Records shown –

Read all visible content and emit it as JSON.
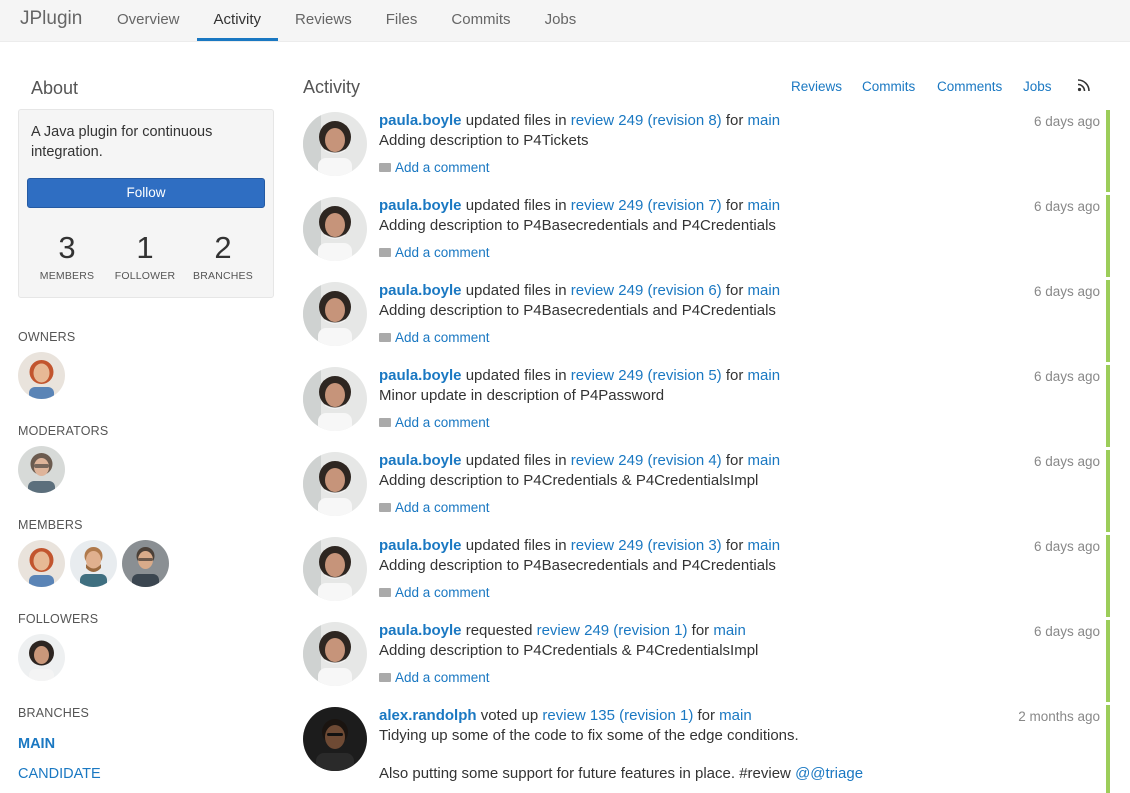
{
  "nav": {
    "brand": "JPlugin",
    "tabs": [
      "Overview",
      "Activity",
      "Reviews",
      "Files",
      "Commits",
      "Jobs"
    ]
  },
  "about": {
    "title": "About",
    "description": "A Java plugin for continuous integration.",
    "follow_label": "Follow",
    "stats": [
      {
        "value": "3",
        "label": "MEMBERS"
      },
      {
        "value": "1",
        "label": "FOLLOWER"
      },
      {
        "value": "2",
        "label": "BRANCHES"
      }
    ]
  },
  "sections": {
    "owners": "OWNERS",
    "moderators": "MODERATORS",
    "members": "MEMBERS",
    "followers": "FOLLOWERS",
    "branches": "BRANCHES"
  },
  "branches": [
    "MAIN",
    "CANDIDATE"
  ],
  "activity": {
    "title": "Activity",
    "filters": [
      "Reviews",
      "Commits",
      "Comments",
      "Jobs"
    ],
    "add_comment": "Add a comment",
    "entries": [
      {
        "user": "paula.boyle",
        "action": " updated files in ",
        "target": "review 249 (revision 8)",
        "for": " for ",
        "branch": "main",
        "message": "Adding description to P4Tickets",
        "time": "6 days ago"
      },
      {
        "user": "paula.boyle",
        "action": " updated files in ",
        "target": "review 249 (revision 7)",
        "for": " for ",
        "branch": "main",
        "message": "Adding description to P4Basecredentials and P4Credentials",
        "time": "6 days ago"
      },
      {
        "user": "paula.boyle",
        "action": " updated files in ",
        "target": "review 249 (revision 6)",
        "for": " for ",
        "branch": "main",
        "message": "Adding description to P4Basecredentials and P4Credentials",
        "time": "6 days ago"
      },
      {
        "user": "paula.boyle",
        "action": " updated files in ",
        "target": "review 249 (revision 5)",
        "for": " for ",
        "branch": "main",
        "message": "Minor update in description of P4Password",
        "time": "6 days ago"
      },
      {
        "user": "paula.boyle",
        "action": " updated files in ",
        "target": "review 249 (revision 4)",
        "for": " for ",
        "branch": "main",
        "message": "Adding description to P4Credentials & P4CredentialsImpl",
        "time": "6 days ago"
      },
      {
        "user": "paula.boyle",
        "action": " updated files in ",
        "target": "review 249 (revision 3)",
        "for": " for ",
        "branch": "main",
        "message": "Adding description to P4Basecredentials and P4Credentials",
        "time": "6 days ago"
      },
      {
        "user": "paula.boyle",
        "action": " requested ",
        "target": "review 249 (revision 1)",
        "for": " for ",
        "branch": "main",
        "message": "Adding description to P4Credentials & P4CredentialsImpl",
        "time": "6 days ago"
      },
      {
        "user": "alex.randolph",
        "action": " voted up ",
        "target": "review 135 (revision 1)",
        "for": " for ",
        "branch": "main",
        "message": "Tidying up some of the code to fix some of the edge conditions.",
        "message2": "Also putting some support for future features in place. #review ",
        "mention": "@@triage",
        "time": "2 months ago"
      }
    ]
  },
  "colors": {
    "accent": "#1a78c2",
    "follow_button": "#2f6ec2",
    "status_bar": "#9ccd5a"
  }
}
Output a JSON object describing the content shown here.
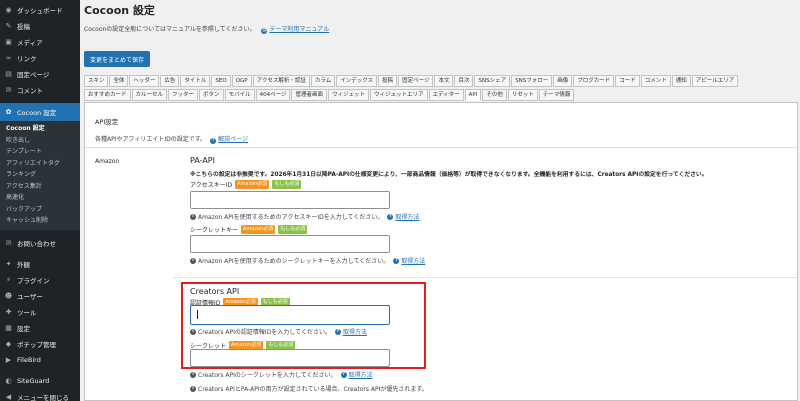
{
  "sidebar": {
    "items_top": [
      {
        "icon": "dashboard-icon",
        "glyph": "◉",
        "label": "ダッシュボード"
      },
      {
        "icon": "pin-icon",
        "glyph": "✎",
        "label": "投稿"
      },
      {
        "icon": "media-icon",
        "glyph": "▣",
        "label": "メディア"
      },
      {
        "icon": "link-icon",
        "glyph": "∞",
        "label": "リンク"
      },
      {
        "icon": "page-icon",
        "glyph": "▤",
        "label": "固定ページ"
      },
      {
        "icon": "comment-icon",
        "glyph": "✉",
        "label": "コメント"
      }
    ],
    "active": {
      "icon": "cocoon-icon",
      "glyph": "✿",
      "label": "Cocoon 設定"
    },
    "sub_items": [
      "Cocoon 設定",
      "吹き出し",
      "テンプレート",
      "アフィリエイトタグ",
      "ランキング",
      "アクセス集計",
      "高速化",
      "バックアップ",
      "キャッシュ削除"
    ],
    "items_bottom1": [
      {
        "icon": "mail-icon",
        "glyph": "✉",
        "label": "お問い合わせ"
      }
    ],
    "items_bottom2": [
      {
        "icon": "appearance-icon",
        "glyph": "✦",
        "label": "外観"
      },
      {
        "icon": "plugin-icon",
        "glyph": "⚡",
        "label": "プラグイン"
      },
      {
        "icon": "users-icon",
        "glyph": "☻",
        "label": "ユーザー"
      },
      {
        "icon": "tools-icon",
        "glyph": "✚",
        "label": "ツール"
      },
      {
        "icon": "settings-icon",
        "glyph": "▦",
        "label": "設定"
      },
      {
        "icon": "poppop-icon",
        "glyph": "◆",
        "label": "ポチップ管理"
      },
      {
        "icon": "filebird-icon",
        "glyph": "▶",
        "label": "FileBird"
      }
    ],
    "items_bottom3": [
      {
        "icon": "siteguard-icon",
        "glyph": "◐",
        "label": "SiteGuard"
      },
      {
        "icon": "collapse-icon",
        "glyph": "◀",
        "label": "メニューを閉じる"
      }
    ]
  },
  "header": {
    "title": "Cocoon 設定",
    "intro_text": "Cocoonの設定全般についてはマニュアルを参照してください。",
    "manual_link": "テーマ利用マニュアル"
  },
  "save_button": "変更をまとめて保存",
  "tabs_row1": [
    "スキン",
    "全体",
    "ヘッダー",
    "広告",
    "タイトル",
    "SEO",
    "OGP",
    "アクセス解析・認証",
    "カラム",
    "インデックス",
    "投稿",
    "固定ページ",
    "本文",
    "目次",
    "SNSシェア",
    "SNSフォロー",
    "画像",
    "ブログカード",
    "コード",
    "コメント",
    "通知",
    "アピールエリア"
  ],
  "tabs_row2": [
    "おすすめカード",
    "カルーセル",
    "フッター",
    "ボタン",
    "モバイル",
    "404ページ",
    "管理者画面",
    "ウィジェット",
    "ウィジェットエリア",
    "エディター",
    "API",
    "その他",
    "リセット",
    "テーマ情報"
  ],
  "active_tab": "API",
  "api": {
    "section_title": "API設定",
    "description": "各種APIやアフィリエイトIDの設定です。",
    "help_link": "解説ページ",
    "row_label": "Amazon",
    "pa_api": {
      "title": "PA-API",
      "warning": "※こちらの設定は非推奨です。2026年1月31日以降PA-APIの仕様変更により、一部商品情報（価格等）が取得できなくなります。全機能を利用するには、Creators APIの設定を行ってください。",
      "access_key_label": "アクセスキーID",
      "access_key_value": "",
      "access_key_hint": "Amazon APIを使用するためのアクセスキーIDを入力してください。",
      "secret_key_label": "シークレットキー",
      "secret_key_value": "",
      "secret_key_hint": "Amazon APIを使用するためのシークレットキーを入力してください。"
    },
    "creators": {
      "title": "Creators API",
      "credential_label": "認証情報ID",
      "credential_value": "",
      "credential_hint": "Creators APIの認証情報IDを入力してください。",
      "secret_label": "シークレット",
      "secret_value": "",
      "secret_hint": "Creators APIのシークレットを入力してください。",
      "priority_note": "Creators APIとPA-APIの両方が設定されている場合、Creators APIが優先されます。"
    },
    "badge_amazon": "Amazon必須",
    "badge_moshimo": "もしも必須",
    "howto_link": "取得方法"
  },
  "colors": {
    "accent": "#2271b1",
    "sidebar": "#1d2327",
    "highlight": "#e0201f",
    "badge_amazon": "#f7931e",
    "badge_moshimo": "#8bc34a"
  }
}
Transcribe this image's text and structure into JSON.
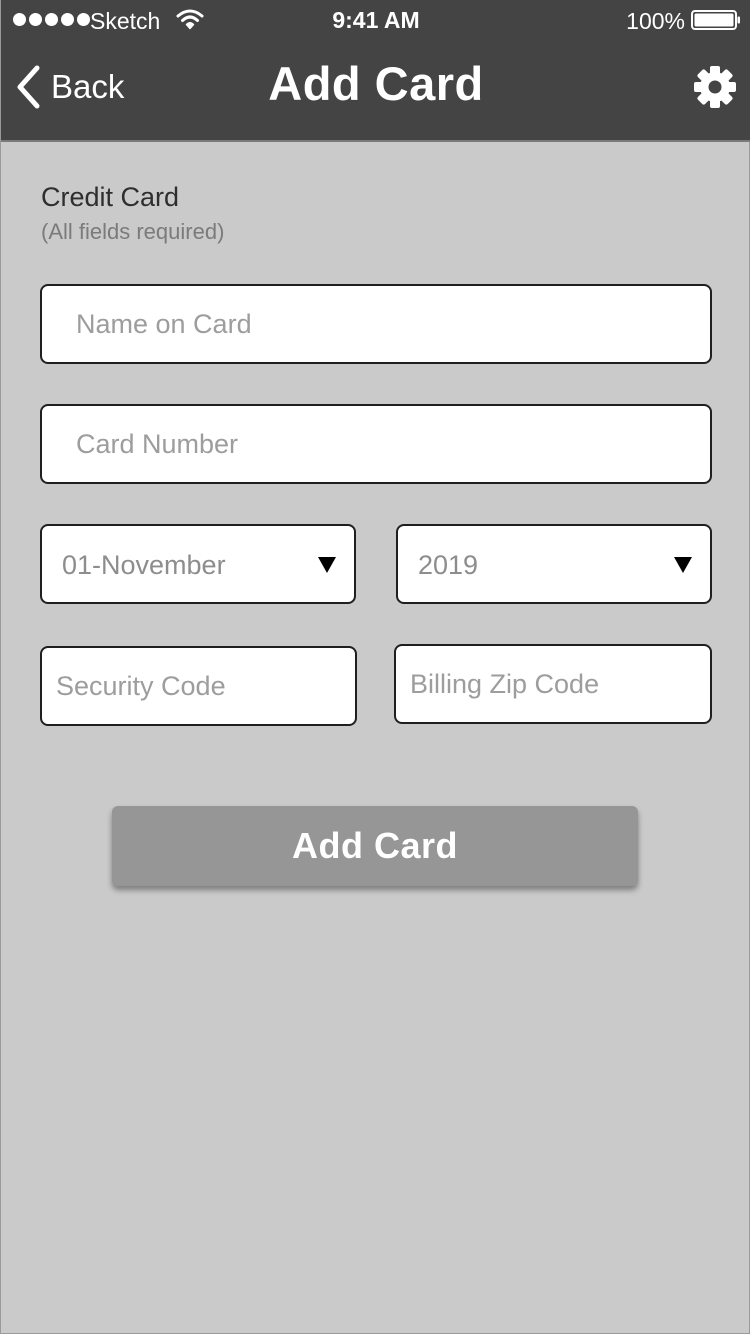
{
  "status_bar": {
    "carrier": "Sketch",
    "time": "9:41 AM",
    "battery": "100%",
    "signal_icon": "signal-dots-icon",
    "wifi_icon": "wifi-icon",
    "battery_icon": "battery-icon"
  },
  "nav": {
    "back_label": "Back",
    "title": "Add Card",
    "back_icon": "chevron-left-icon",
    "settings_icon": "gear-icon"
  },
  "form": {
    "section_title": "Credit Card",
    "section_subtitle": "(All fields required)",
    "name_placeholder": "Name on Card",
    "name_value": "",
    "card_number_placeholder": "Card Number",
    "card_number_value": "",
    "month_selected": "01-November",
    "year_selected": "2019",
    "security_code_placeholder": "Security Code",
    "security_code_value": "",
    "zip_placeholder": "Billing Zip Code",
    "zip_value": "",
    "submit_label": "Add Card"
  },
  "colors": {
    "nav_background": "#444444",
    "screen_background": "#cacaca",
    "button_background": "#969696",
    "field_border": "#1f1f1f",
    "placeholder_text": "#9d9d9d"
  }
}
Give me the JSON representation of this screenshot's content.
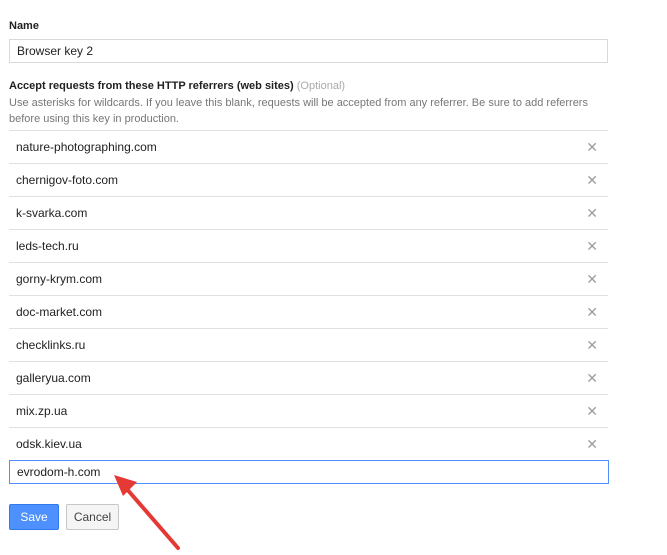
{
  "form": {
    "name_label": "Name",
    "name_value": "Browser key 2",
    "referrers_label": "Accept requests from these HTTP referrers (web sites)",
    "optional_label": "(Optional)",
    "hint": "Use asterisks for wildcards. If you leave this blank, requests will be accepted from any referrer. Be sure to add referrers before using this key in production.",
    "referrers": [
      "nature-photographing.com",
      "chernigov-foto.com",
      "k-svarka.com",
      "leds-tech.ru",
      "gorny-krym.com",
      "doc-market.com",
      "checklinks.ru",
      "galleryua.com",
      "mix.zp.ua",
      "odsk.kiev.ua"
    ],
    "new_referrer_value": "evrodom-h.com",
    "remove_icon": "close-icon",
    "save_label": "Save",
    "cancel_label": "Cancel"
  },
  "colors": {
    "accent": "#4d90fe",
    "annotation_arrow": "#e53935"
  }
}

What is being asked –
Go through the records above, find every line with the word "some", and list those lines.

Exercise output –
        "message": "Tidying up some of the code to fix some of the edge conditions.",
        "message2": "Also putting some support for future features in place. #review ",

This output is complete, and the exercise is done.